Presentation on theme: "An evaluation of the reasons for the development of the Civil Rights campaign, after 1945. Issue 5."— Presentation transcript:
An evaluation of the reasons for the development of the Civil Rights campaign, after 1945. Issue 5
Reasons for campaign development post 1945 The continuation of prejudice and discrimination the experience of black servicemen in the Second World War emergence of effective black leaders the role of Martin Luther King formation of effective black organizations
Introduction Context Line of argument Factors Historical views
2012: How important was the emergence of effective black leaders in the growing demand for Civil Rights between 1945 and 1968? 2010: How far was the growth of the Civil Rights movement in the 1950s and 1960s due to the emergence of effective black leaders?
Experience of WWII Black soldiers talked about ‘the Double-V-Campaign’: Victory in the war and victory for Civil Rights at home Philip Randolph is credited with highlighting the problems faced by black Americans during World War Two Planned March on Washington in 1941 to protest against racial discrimination - Roosevelt’s response – Executive order 8802 Roosevelt also established the Fair Employment Practices Committee to investigate incidents of discrimination Creation of the Congress of Racial Equality (CORE) 1942 Beginning of a mass movement for Civil Rights.
Continuing racial discrimination pushed many black Americans to demand civil rights The experience of war emphasised freedom, democracy and human rights yet in USA Jim Crow laws still existed and lynching went unpunished The Emmet Till murder trial and its publicity Education: 1954 Brown v Board of Education of Topeka; 1957 Little Rock Central High School Transport: 1955 Rosa Parks and the Montgomery Bus Boycott.
Effective black organisations formed 1957 Martin Luther King and other black clergy formed the Southern Christian Leadership Conference (SCLC) to coordinate the work of Civil Rights groups King urged African Americans to use peaceful methods 1960 a group of black and white college students organised Non-violent Coordinating Committee (SNCC) to help the Civil Rights movement They joined with young people from the SCLC, CORE and NAACP in staging sit-ins, boycotts marches and freedom rides Combined efforts of the Civil Rghts groups ended discrimination in many public places including restaurants, hotels, and theatres.
The emergence of effective black leaders Malcolm X – inspirational, but more confrontational.

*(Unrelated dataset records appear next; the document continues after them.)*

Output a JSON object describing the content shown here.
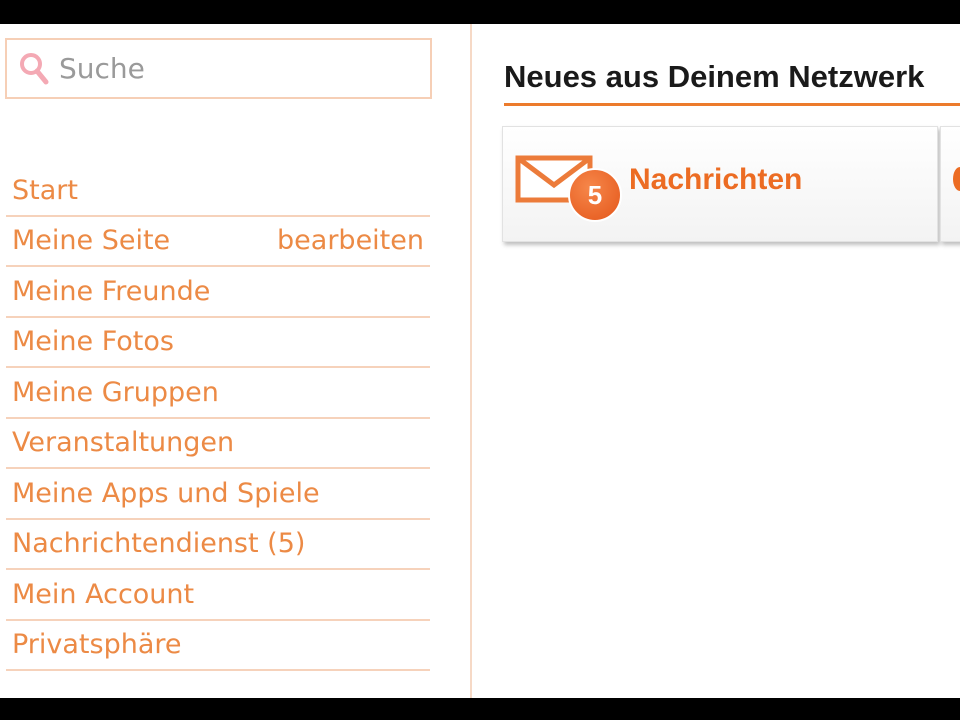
{
  "search": {
    "placeholder": "Suche",
    "icon": "search-icon"
  },
  "sidebar": {
    "items": [
      {
        "label": "Start"
      },
      {
        "label": "Meine Seite",
        "action": "bearbeiten"
      },
      {
        "label": "Meine Freunde"
      },
      {
        "label": "Meine Fotos"
      },
      {
        "label": "Meine Gruppen"
      },
      {
        "label": "Veranstaltungen"
      },
      {
        "label": "Meine Apps und Spiele"
      },
      {
        "label": "Nachrichtendienst (5)"
      },
      {
        "label": "Mein Account"
      },
      {
        "label": "Privatsphäre"
      }
    ]
  },
  "main": {
    "title": "Neues aus Deinem Netzwerk",
    "tiles": [
      {
        "label": "Nachrichten",
        "badge": "5",
        "icon": "envelope-icon"
      }
    ]
  },
  "colors": {
    "accent": "#ec6c23",
    "link": "#ec8a45",
    "divider": "#f6d2bb"
  }
}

Articulate voice of Nation of Islam Stokely Carmichael – Black power and rejection of much of MLK’s non violent approach. A direct ideas descendant of Marcus Garvey All leaders attracted media coverage, large followings and divided opinion across USA Black Panthers attracted attention but lost support by their confrontational tactics Other leaders and organisations eclipsed by media focus on main personalities.

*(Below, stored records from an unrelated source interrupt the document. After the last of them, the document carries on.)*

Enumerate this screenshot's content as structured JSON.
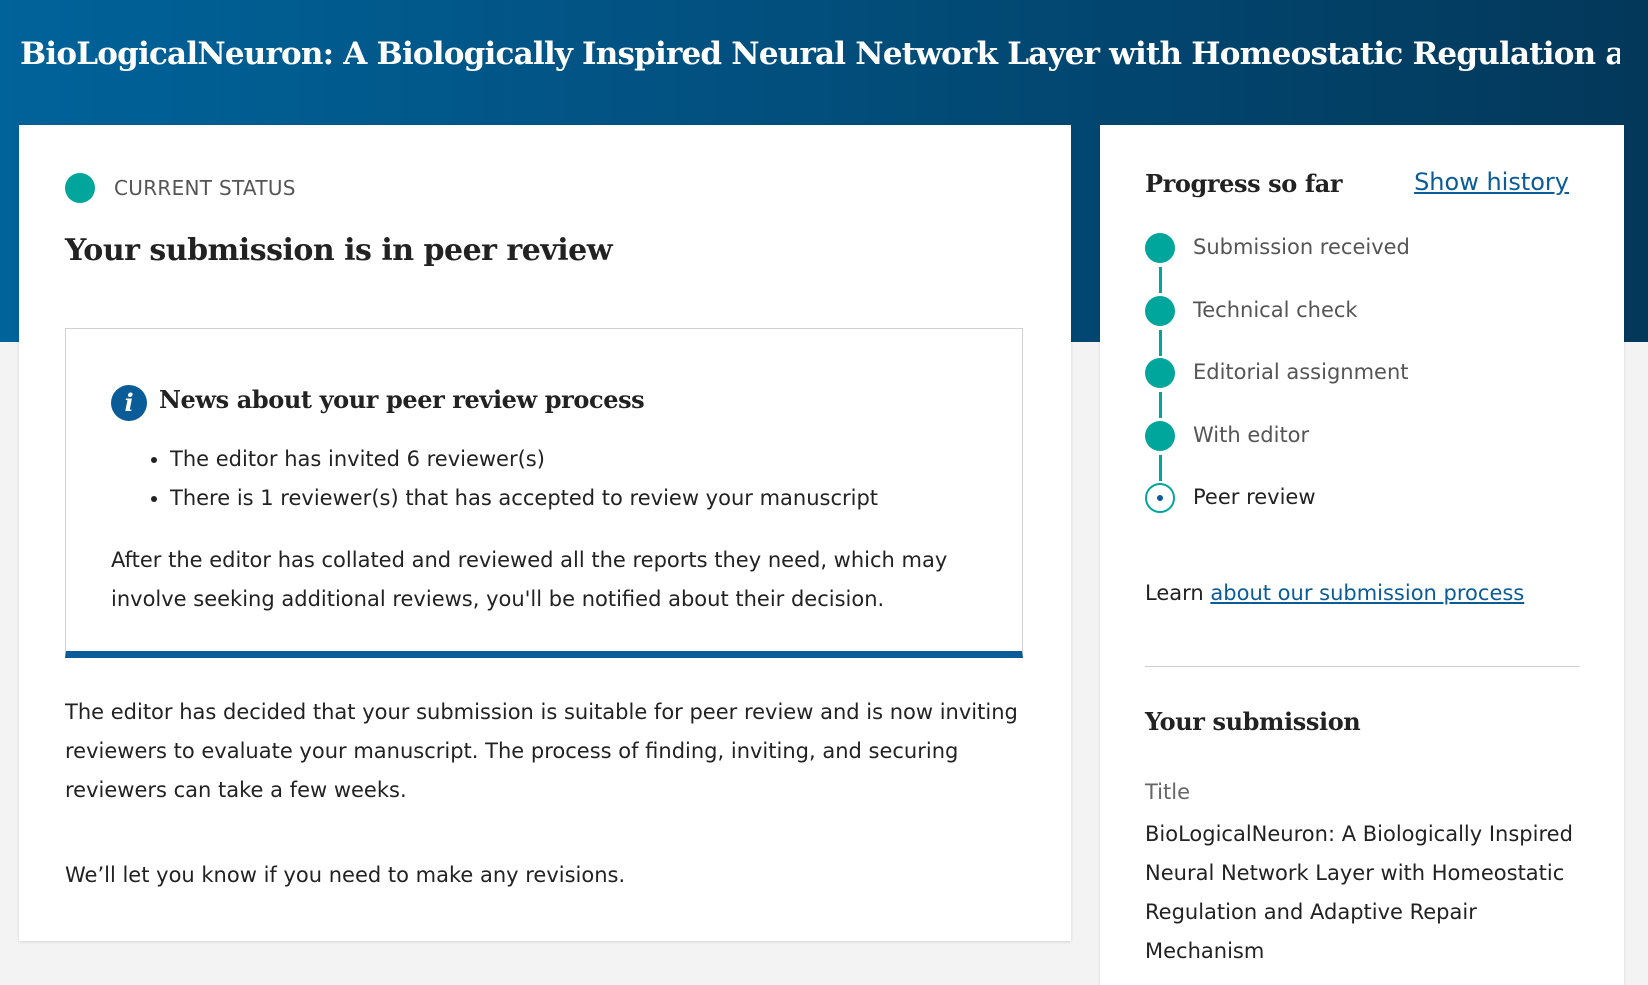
{
  "page": {
    "title": "BioLogicalNeuron: A Biologically Inspired Neural Network Layer with Homeostatic Regulation a..."
  },
  "status": {
    "label": "CURRENT STATUS",
    "heading": "Your submission is in peer review"
  },
  "news": {
    "title": "News about your peer review process",
    "items": [
      "The editor has invited 6 reviewer(s)",
      "There is 1 reviewer(s) that has accepted to review your manuscript"
    ],
    "body": "After the editor has collated and reviewed all the reports they need, which may involve seeking additional reviews, you'll be notified about their decision."
  },
  "main": {
    "paragraph_1": "The editor has decided that your submission is suitable for peer review and is now inviting reviewers to evaluate your manuscript. The process of finding, inviting, and securing reviewers can take a few weeks.",
    "paragraph_2": "We’ll let you know if you need to make any revisions."
  },
  "progress": {
    "heading": "Progress so far",
    "show_history": "Show history",
    "steps": [
      {
        "label": "Submission received",
        "state": "done"
      },
      {
        "label": "Technical check",
        "state": "done"
      },
      {
        "label": "Editorial assignment",
        "state": "done"
      },
      {
        "label": "With editor",
        "state": "done"
      },
      {
        "label": "Peer review",
        "state": "current"
      }
    ],
    "learn_prefix": "Learn",
    "learn_link": "about our submission process"
  },
  "submission": {
    "heading": "Your submission",
    "title_label": "Title",
    "title_value": "BioLogicalNeuron: A Biologically Inspired Neural Network Layer with Homeostatic Regulation and Adaptive Repair Mechanism"
  },
  "colors": {
    "accent_teal": "#00a69c",
    "brand_blue": "#0a5c99",
    "banner_start": "#00639a",
    "banner_end": "#03385a"
  }
}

Role of Martin Luther King Martin Luther King – inspirational. Linked with SCLC. Peaceful non violence and effective use of the media Historians mixed about the importance of his role to the movement